Brazil Considers Additional Security Measures in Wake of Nice Attacks
With the world on high alert, additional security could mean stationing more police and increasing security checkpoints in the host city, which would affect the athletes and spectators attending the Games.
The announcement was made Friday morning by Brazil Defense Minister Raul Jungmann on CBN Radio. He said in addition to checkpoints, there's a possibility that other measures will be taken, but did not elaborate.
"The attack in Nice is worrisome for us, too. We have learned a few lessons. We will review procedures, make more barriers, searches and apply much tighter security," Jungmann said.
Brazil's top military advisor Sergio Etchegoyen said there will be a meeting later today in the capital of Brasilia with security personnel to see if there are any gaps in security that weren't considered high-priority to prevent such an attack in Brazil.
Rio Mayor Eduardo Paes told TV Globo that security would be increased to protect Olympic delegations that the targets of recent attacks. "The Olympics is a super event, but we have warned the people that there will be contingencies."
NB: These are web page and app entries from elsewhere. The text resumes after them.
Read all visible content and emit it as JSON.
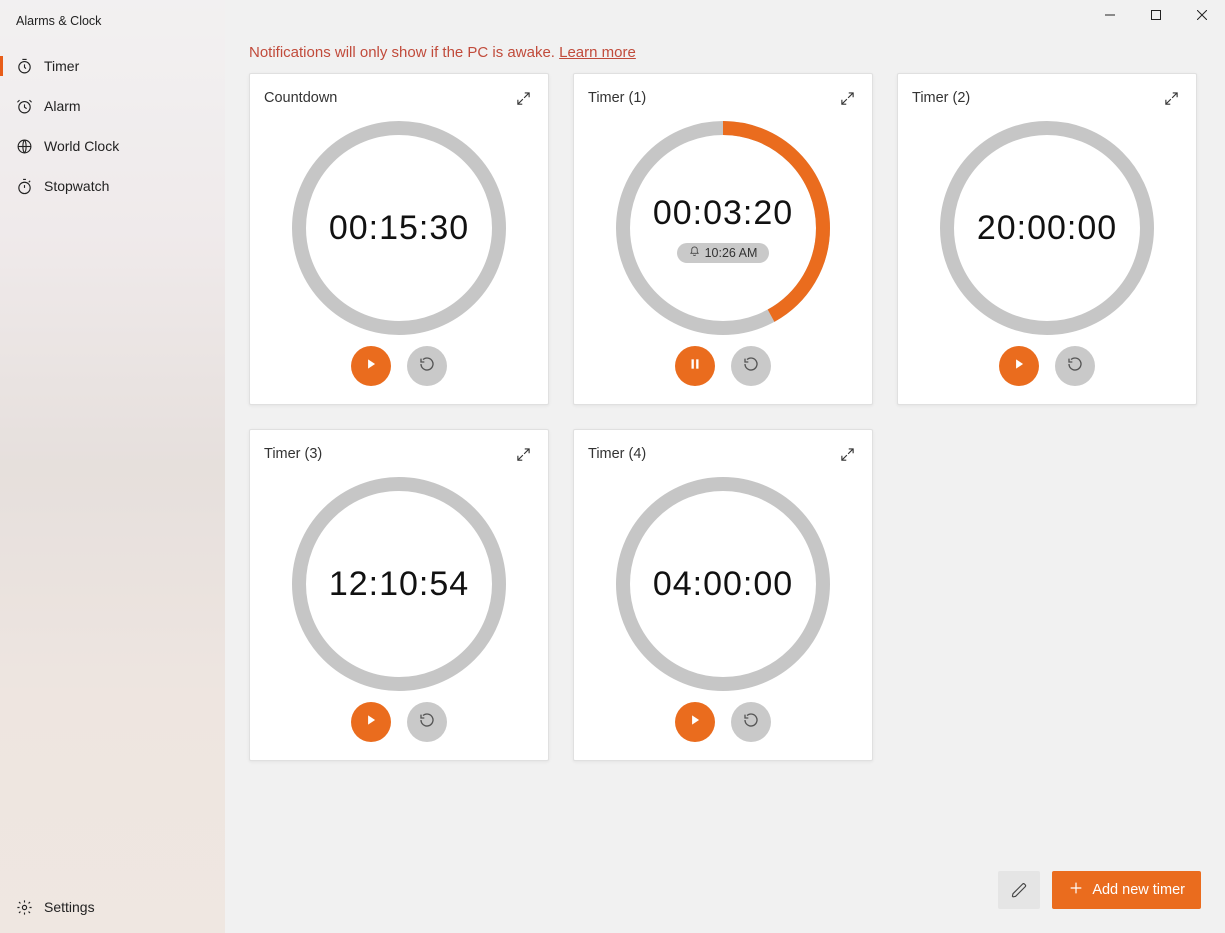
{
  "app": {
    "title": "Alarms & Clock"
  },
  "nav": {
    "items": [
      {
        "label": "Timer",
        "icon": "timer",
        "active": true
      },
      {
        "label": "Alarm",
        "icon": "alarm",
        "active": false
      },
      {
        "label": "World Clock",
        "icon": "world-clock",
        "active": false
      },
      {
        "label": "Stopwatch",
        "icon": "stopwatch",
        "active": false
      }
    ],
    "settings_label": "Settings"
  },
  "notice": {
    "text": "Notifications will only show if the PC is awake. ",
    "link_label": "Learn more"
  },
  "timers": [
    {
      "name": "Countdown",
      "time": "00:15:30",
      "progress": 0,
      "running": false,
      "chip": null
    },
    {
      "name": "Timer (1)",
      "time": "00:03:20",
      "progress": 0.42,
      "running": true,
      "chip": "10:26 AM"
    },
    {
      "name": "Timer (2)",
      "time": "20:00:00",
      "progress": 0,
      "running": false,
      "chip": null
    },
    {
      "name": "Timer (3)",
      "time": "12:10:54",
      "progress": 0,
      "running": false,
      "chip": null
    },
    {
      "name": "Timer (4)",
      "time": "04:00:00",
      "progress": 0,
      "running": false,
      "chip": null
    }
  ],
  "footer": {
    "add_label": "Add new timer"
  },
  "colors": {
    "accent": "#ea6c1e",
    "ring_bg": "#c6c6c6"
  }
}
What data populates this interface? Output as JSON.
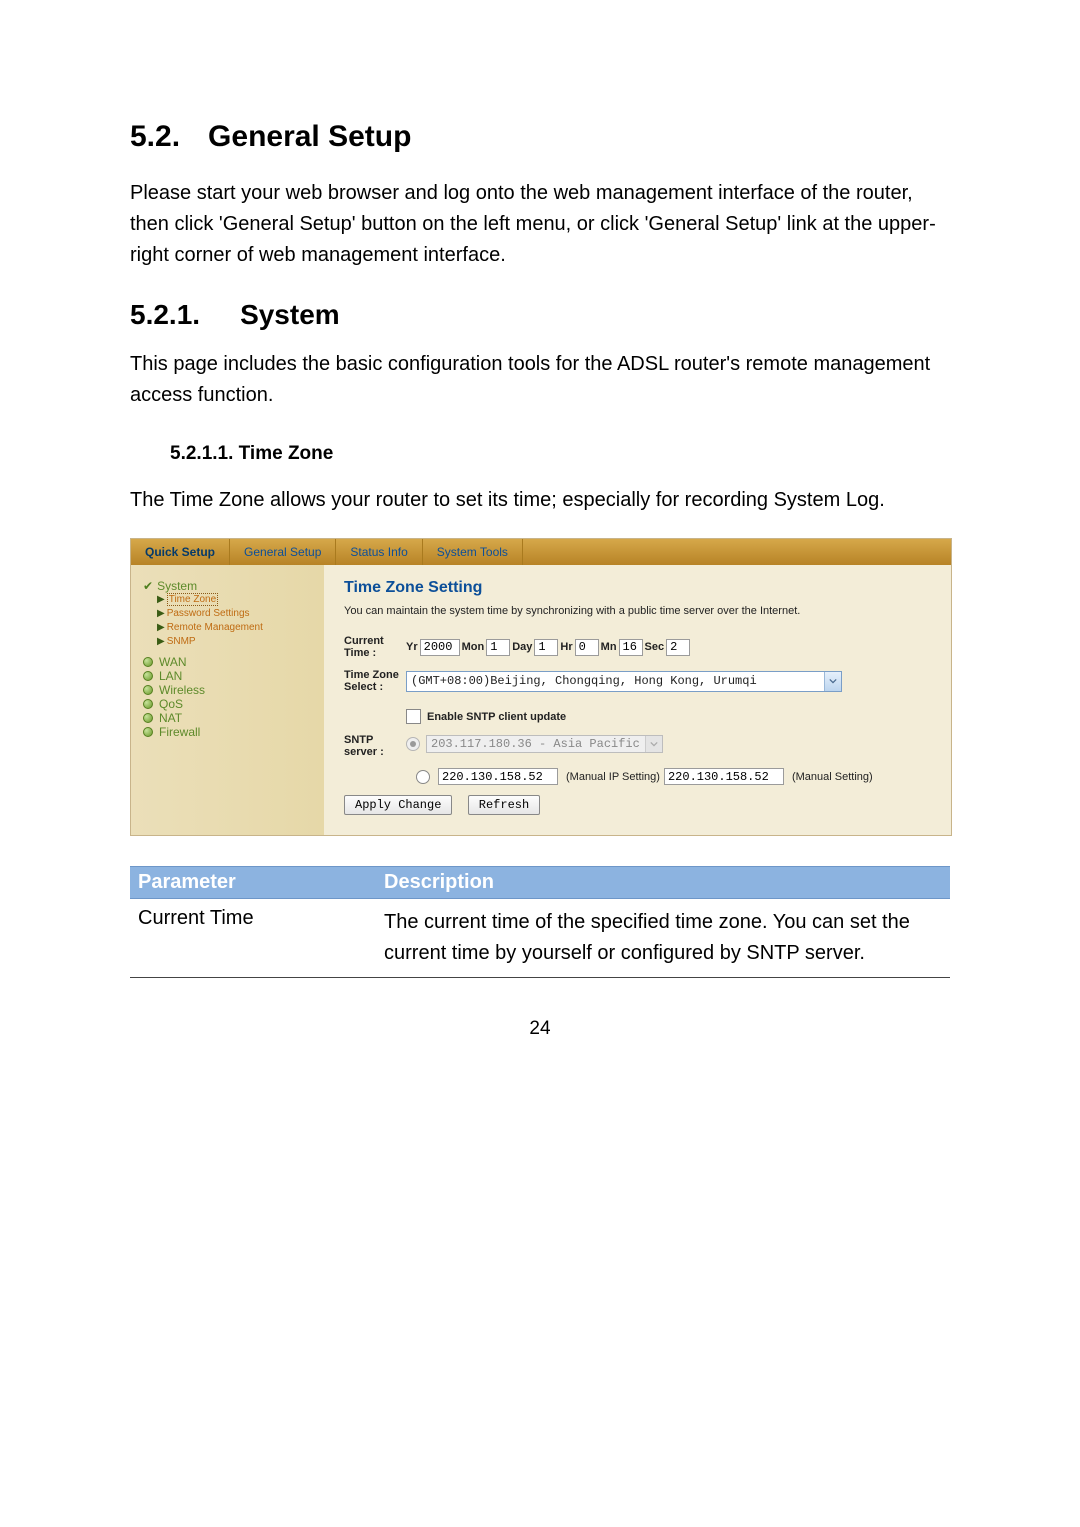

There are also concerns from many top foreign leaders who have been slow to commit to attending the opening ceremony due to the current political turmoil in Brazil. With the Games just a few weeks away, it's likely the initially reported list of 100 heads of state will be altered before the opening ceremonies.